• DIRECTIONS
Which lines have the string "creation"? Copy all of them from the entries below.

SOURCE RECORDS START

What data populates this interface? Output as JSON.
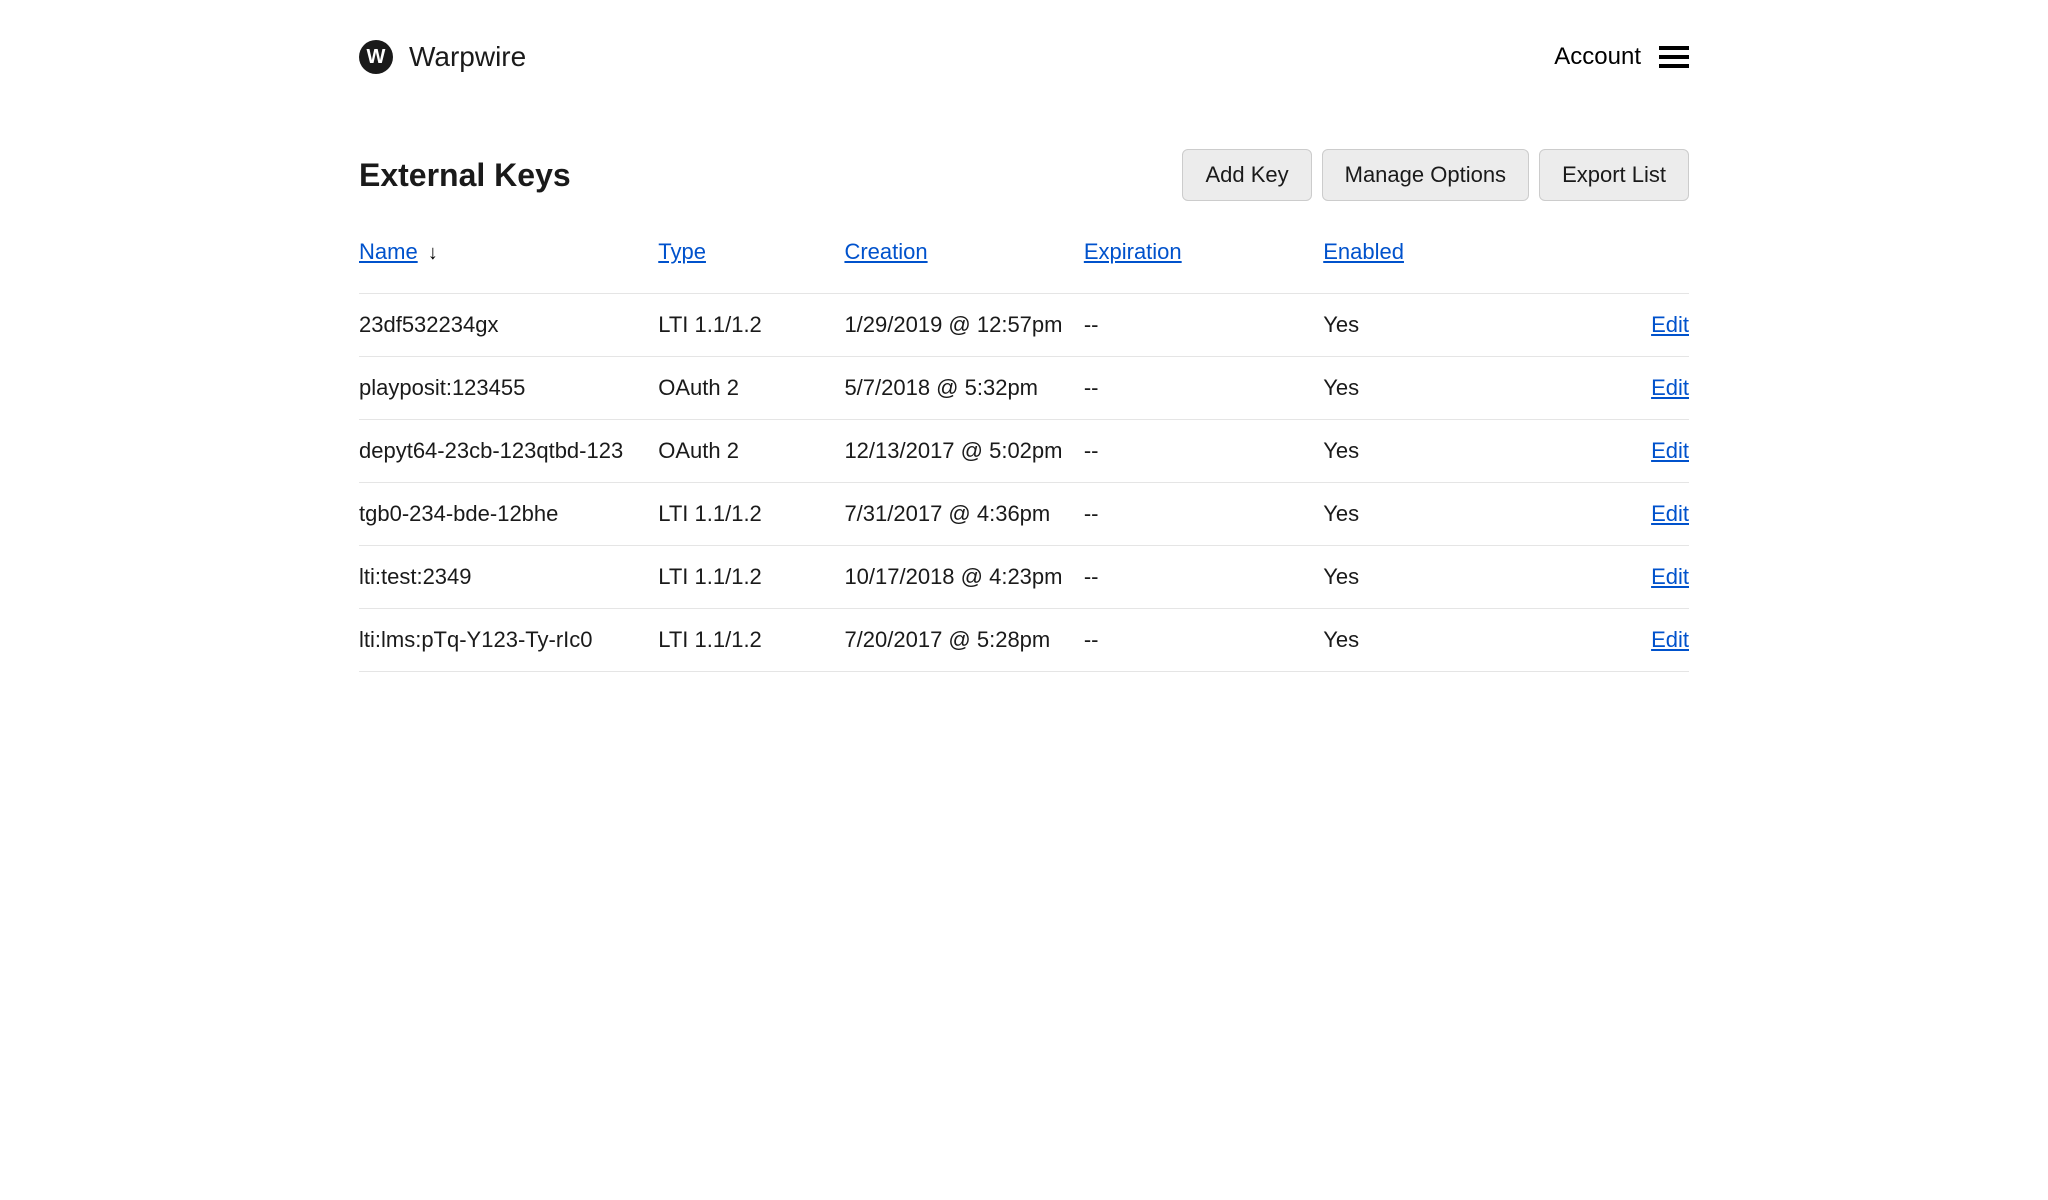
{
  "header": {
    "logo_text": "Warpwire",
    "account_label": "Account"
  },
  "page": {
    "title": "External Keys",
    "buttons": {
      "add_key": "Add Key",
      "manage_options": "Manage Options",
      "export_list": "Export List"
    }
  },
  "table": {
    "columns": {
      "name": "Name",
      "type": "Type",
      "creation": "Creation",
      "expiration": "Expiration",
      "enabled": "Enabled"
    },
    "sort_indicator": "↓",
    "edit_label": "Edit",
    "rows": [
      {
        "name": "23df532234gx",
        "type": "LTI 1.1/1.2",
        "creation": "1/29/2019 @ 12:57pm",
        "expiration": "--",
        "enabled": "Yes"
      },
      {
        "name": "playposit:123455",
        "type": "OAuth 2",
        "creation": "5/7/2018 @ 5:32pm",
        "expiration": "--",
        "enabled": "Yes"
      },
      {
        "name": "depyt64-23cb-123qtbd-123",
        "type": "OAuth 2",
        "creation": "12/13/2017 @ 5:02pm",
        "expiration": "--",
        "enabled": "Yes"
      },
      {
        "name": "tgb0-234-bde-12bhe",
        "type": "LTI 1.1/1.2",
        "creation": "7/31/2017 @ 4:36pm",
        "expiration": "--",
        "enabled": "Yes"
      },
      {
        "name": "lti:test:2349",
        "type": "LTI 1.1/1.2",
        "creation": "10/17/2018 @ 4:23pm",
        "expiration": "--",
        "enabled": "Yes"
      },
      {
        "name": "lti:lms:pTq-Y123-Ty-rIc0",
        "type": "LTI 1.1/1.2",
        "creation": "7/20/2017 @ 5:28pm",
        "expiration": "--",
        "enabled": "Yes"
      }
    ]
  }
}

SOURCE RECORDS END

• ANSWER TO THE PROBLEM
      "creation": "Creation",
        "creation": "1/29/2019 @ 12:57pm",
        "creation": "5/7/2018 @ 5:32pm",
        "creation": "12/13/2017 @ 5:02pm",
        "creation": "7/31/2017 @ 4:36pm",
        "creation": "10/17/2018 @ 4:23pm",
        "creation": "7/20/2017 @ 5:28pm",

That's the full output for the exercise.